▶ To do
Retype every entry below exactly as it stands.

▶ Provided information
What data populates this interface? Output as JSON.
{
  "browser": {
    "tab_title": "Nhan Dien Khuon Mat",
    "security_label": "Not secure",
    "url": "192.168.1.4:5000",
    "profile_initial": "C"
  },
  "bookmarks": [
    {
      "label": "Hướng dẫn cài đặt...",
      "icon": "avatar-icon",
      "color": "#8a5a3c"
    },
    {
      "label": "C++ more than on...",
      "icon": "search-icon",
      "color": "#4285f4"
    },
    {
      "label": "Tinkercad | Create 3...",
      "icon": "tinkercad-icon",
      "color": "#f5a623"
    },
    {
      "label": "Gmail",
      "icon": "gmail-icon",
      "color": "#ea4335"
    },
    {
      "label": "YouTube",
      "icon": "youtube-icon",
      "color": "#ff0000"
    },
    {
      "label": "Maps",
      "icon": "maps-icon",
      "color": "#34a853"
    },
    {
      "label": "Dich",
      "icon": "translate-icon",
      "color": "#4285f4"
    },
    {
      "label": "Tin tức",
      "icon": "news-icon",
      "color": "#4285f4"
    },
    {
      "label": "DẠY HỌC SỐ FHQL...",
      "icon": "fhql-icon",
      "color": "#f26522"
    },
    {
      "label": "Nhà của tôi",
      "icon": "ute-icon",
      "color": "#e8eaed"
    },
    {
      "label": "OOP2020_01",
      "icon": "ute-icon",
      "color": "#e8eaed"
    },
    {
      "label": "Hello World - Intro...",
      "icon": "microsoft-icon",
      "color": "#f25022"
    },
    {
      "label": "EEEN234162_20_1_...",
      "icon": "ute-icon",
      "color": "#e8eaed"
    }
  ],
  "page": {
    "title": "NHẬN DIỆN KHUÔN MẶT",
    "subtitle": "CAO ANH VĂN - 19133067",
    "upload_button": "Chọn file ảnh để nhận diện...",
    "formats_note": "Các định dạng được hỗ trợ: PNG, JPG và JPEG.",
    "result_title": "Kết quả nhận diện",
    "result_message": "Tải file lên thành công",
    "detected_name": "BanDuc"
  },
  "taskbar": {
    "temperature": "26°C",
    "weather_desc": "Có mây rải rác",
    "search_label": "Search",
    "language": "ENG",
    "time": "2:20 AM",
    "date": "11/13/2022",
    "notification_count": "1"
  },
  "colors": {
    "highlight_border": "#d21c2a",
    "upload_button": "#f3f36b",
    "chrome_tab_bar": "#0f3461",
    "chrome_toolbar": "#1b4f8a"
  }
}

▶ Answer box
What data populates this interface? Output as JSON.
{
  "browser": {
    "tab_title": "Nhan Dien Khuon Mat",
    "security_label": "Not secure",
    "url": "192.168.1.4:5000",
    "profile_initial": "C"
  },
  "bookmarks": [
    {
      "label": "Hướng dẫn cài đặt...",
      "icon": "avatar-icon",
      "color": "#8a5a3c"
    },
    {
      "label": "C++ more than on...",
      "icon": "search-icon",
      "color": "#4285f4"
    },
    {
      "label": "Tinkercad | Create 3...",
      "icon": "tinkercad-icon",
      "color": "#f5a623"
    },
    {
      "label": "Gmail",
      "icon": "gmail-icon",
      "color": "#ea4335"
    },
    {
      "label": "YouTube",
      "icon": "youtube-icon",
      "color": "#ff0000"
    },
    {
      "label": "Maps",
      "icon": "maps-icon",
      "color": "#34a853"
    },
    {
      "label": "Dich",
      "icon": "translate-icon",
      "color": "#4285f4"
    },
    {
      "label": "Tin tức",
      "icon": "news-icon",
      "color": "#4285f4"
    },
    {
      "label": "DẠY HỌC SỐ FHQL...",
      "icon": "fhql-icon",
      "color": "#f26522"
    },
    {
      "label": "Nhà của tôi",
      "icon": "ute-icon",
      "color": "#e8eaed"
    },
    {
      "label": "OOP2020_01",
      "icon": "ute-icon",
      "color": "#e8eaed"
    },
    {
      "label": "Hello World - Intro...",
      "icon": "microsoft-icon",
      "color": "#f25022"
    },
    {
      "label": "EEEN234162_20_1_...",
      "icon": "ute-icon",
      "color": "#e8eaed"
    }
  ],
  "page": {
    "title": "NHẬN DIỆN KHUÔN MẶT",
    "subtitle": "CAO ANH VĂN - 19133067",
    "upload_button": "Chọn file ảnh để nhận diện...",
    "formats_note": "Các định dạng được hỗ trợ: PNG, JPG và JPEG.",
    "result_title": "Kết quả nhận diện",
    "result_message": "Tải file lên thành công",
    "detected_name": "BanDuc"
  },
  "taskbar": {
    "temperature": "26°C",
    "weather_desc": "Có mây rải rác",
    "search_label": "Search",
    "language": "ENG",
    "time": "2:20 AM",
    "date": "11/13/2022",
    "notification_count": "1"
  },
  "colors": {
    "highlight_border": "#d21c2a",
    "upload_button": "#f3f36b",
    "chrome_tab_bar": "#0f3461",
    "chrome_toolbar": "#1b4f8a"
  }
}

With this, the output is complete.